*** Opening DATASET ***

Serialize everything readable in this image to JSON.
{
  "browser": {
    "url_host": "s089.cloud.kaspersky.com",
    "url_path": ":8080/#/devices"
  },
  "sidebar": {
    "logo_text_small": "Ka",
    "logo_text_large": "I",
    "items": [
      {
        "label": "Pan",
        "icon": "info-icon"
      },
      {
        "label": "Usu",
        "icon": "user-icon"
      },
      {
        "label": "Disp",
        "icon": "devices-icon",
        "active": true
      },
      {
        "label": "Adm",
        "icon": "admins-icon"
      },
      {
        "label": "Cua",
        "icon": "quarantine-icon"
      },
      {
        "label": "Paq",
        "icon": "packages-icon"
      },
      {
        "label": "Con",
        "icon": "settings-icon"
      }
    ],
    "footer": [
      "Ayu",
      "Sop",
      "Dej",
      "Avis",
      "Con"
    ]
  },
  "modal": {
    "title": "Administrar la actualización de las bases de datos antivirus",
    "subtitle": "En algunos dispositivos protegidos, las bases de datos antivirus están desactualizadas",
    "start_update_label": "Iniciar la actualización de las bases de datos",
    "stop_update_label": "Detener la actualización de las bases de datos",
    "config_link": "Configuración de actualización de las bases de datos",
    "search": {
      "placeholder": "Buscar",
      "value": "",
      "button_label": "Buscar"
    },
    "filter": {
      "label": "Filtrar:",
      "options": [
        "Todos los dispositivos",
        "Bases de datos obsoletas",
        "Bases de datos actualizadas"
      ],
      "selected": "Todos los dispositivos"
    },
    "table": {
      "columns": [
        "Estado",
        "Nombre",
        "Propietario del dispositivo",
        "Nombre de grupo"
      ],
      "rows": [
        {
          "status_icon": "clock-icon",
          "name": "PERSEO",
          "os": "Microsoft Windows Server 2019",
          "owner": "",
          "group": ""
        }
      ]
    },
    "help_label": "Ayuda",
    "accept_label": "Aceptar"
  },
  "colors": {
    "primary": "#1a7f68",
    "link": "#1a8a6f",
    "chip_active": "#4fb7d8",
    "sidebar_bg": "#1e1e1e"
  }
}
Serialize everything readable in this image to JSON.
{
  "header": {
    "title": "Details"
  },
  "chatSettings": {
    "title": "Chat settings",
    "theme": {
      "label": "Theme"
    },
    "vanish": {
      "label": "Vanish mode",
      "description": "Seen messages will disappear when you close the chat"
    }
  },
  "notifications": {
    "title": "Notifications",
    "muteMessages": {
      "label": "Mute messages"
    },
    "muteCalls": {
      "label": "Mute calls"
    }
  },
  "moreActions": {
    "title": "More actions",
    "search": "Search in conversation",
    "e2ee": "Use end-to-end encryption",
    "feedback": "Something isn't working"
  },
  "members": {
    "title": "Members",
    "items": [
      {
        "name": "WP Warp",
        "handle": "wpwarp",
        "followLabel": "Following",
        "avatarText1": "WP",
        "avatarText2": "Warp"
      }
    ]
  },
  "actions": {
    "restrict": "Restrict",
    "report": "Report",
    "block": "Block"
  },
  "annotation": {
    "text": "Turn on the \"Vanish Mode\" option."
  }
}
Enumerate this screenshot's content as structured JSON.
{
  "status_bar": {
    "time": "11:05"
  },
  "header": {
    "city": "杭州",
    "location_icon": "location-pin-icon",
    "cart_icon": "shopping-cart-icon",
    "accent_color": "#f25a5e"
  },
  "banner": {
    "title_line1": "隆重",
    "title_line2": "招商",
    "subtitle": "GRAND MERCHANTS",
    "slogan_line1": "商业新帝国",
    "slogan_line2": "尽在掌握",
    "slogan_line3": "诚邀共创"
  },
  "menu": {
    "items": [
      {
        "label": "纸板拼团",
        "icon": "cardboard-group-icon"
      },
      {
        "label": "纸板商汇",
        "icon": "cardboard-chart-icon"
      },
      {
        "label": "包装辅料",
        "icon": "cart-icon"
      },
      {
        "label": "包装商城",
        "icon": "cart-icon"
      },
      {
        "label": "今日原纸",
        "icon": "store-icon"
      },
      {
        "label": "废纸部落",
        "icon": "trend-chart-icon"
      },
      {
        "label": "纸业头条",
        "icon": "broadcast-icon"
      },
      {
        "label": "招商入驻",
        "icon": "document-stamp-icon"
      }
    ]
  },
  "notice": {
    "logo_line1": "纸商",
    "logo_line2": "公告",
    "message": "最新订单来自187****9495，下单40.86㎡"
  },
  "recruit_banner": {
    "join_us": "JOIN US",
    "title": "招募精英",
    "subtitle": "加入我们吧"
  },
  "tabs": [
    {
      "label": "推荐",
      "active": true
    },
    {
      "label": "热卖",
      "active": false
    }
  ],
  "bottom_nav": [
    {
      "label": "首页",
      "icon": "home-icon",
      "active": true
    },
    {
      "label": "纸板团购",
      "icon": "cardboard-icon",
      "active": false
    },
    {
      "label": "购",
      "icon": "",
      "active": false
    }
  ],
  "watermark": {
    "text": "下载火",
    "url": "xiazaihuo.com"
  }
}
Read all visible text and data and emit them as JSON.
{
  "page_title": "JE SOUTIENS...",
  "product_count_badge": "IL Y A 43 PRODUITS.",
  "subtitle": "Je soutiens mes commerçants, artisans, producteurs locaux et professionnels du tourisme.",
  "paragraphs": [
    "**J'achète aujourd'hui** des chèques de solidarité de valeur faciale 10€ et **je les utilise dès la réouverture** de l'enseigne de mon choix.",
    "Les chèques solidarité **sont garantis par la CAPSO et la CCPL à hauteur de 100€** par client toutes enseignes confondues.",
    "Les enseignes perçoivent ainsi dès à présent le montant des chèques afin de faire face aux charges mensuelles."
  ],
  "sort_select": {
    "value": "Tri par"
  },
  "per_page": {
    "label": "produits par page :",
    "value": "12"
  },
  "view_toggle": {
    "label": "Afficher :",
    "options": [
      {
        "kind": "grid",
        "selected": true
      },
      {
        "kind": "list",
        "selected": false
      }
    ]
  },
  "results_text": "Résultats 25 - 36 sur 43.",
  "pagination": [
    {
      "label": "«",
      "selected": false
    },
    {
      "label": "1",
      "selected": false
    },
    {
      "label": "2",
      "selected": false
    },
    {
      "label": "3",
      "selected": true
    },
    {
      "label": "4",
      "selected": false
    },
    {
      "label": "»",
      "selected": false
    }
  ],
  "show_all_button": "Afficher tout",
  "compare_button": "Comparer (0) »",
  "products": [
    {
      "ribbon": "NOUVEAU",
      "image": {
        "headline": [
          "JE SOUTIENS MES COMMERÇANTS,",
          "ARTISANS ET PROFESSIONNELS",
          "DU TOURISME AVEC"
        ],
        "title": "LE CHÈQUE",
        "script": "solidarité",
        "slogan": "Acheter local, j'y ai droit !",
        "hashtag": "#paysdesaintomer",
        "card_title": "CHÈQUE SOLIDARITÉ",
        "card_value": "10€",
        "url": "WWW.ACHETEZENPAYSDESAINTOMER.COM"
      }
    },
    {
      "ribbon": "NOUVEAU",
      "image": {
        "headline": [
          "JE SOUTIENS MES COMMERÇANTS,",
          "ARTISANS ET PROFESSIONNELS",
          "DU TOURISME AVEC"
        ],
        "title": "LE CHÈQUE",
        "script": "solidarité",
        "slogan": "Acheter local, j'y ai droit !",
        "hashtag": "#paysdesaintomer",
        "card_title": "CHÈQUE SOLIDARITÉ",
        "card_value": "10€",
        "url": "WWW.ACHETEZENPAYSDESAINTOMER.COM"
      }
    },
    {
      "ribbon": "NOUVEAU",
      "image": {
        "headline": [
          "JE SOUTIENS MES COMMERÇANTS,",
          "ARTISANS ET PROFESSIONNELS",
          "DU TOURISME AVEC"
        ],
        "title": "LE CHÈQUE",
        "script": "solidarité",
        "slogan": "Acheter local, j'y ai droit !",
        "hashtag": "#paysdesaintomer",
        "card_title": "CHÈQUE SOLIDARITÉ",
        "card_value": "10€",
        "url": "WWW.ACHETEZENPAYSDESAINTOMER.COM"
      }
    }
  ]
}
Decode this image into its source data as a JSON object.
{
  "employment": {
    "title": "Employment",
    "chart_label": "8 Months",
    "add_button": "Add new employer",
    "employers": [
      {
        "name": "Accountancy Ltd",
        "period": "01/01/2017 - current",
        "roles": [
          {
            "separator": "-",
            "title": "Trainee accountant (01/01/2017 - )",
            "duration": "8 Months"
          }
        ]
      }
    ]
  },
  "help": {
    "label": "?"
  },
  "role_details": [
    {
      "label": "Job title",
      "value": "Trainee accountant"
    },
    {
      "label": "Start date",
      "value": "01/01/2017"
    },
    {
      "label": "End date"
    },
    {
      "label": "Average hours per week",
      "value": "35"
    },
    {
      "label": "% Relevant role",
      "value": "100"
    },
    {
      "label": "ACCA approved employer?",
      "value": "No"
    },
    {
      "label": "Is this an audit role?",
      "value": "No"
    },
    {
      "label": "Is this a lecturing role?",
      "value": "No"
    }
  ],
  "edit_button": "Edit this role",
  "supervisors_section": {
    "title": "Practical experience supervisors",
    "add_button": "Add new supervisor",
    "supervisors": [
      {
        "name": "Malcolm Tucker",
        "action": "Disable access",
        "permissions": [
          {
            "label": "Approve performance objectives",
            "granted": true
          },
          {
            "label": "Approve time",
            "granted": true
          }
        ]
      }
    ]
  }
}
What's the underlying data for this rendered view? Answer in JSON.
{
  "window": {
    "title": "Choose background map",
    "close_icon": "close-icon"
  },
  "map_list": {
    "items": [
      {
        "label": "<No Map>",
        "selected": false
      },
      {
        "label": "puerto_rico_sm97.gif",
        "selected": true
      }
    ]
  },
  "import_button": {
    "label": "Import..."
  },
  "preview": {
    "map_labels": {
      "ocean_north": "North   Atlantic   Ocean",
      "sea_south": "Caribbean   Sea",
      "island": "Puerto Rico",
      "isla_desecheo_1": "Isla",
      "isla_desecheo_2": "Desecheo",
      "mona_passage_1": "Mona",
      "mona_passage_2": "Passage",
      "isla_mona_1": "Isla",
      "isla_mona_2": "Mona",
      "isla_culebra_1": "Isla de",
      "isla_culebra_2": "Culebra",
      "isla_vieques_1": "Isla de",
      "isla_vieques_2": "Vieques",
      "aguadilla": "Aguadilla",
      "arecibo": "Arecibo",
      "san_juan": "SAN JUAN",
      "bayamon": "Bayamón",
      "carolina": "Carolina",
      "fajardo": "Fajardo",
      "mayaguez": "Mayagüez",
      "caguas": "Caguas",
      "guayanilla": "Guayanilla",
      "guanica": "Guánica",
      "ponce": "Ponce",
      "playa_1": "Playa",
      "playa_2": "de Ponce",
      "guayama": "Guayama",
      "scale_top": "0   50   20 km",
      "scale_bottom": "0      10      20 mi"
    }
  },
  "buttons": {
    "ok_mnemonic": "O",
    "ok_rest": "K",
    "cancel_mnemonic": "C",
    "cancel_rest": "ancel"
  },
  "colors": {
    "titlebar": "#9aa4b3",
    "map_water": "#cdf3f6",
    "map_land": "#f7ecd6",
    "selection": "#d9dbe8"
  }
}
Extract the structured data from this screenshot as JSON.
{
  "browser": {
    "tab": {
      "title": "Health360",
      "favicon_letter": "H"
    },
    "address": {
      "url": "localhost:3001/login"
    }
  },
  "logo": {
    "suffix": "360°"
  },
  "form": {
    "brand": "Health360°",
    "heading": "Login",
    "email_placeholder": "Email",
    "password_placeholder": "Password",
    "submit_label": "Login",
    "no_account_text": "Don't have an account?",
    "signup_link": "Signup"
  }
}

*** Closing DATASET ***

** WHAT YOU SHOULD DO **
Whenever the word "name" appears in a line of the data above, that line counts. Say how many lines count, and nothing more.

** OUTPUT OF THE EXERCISE **
4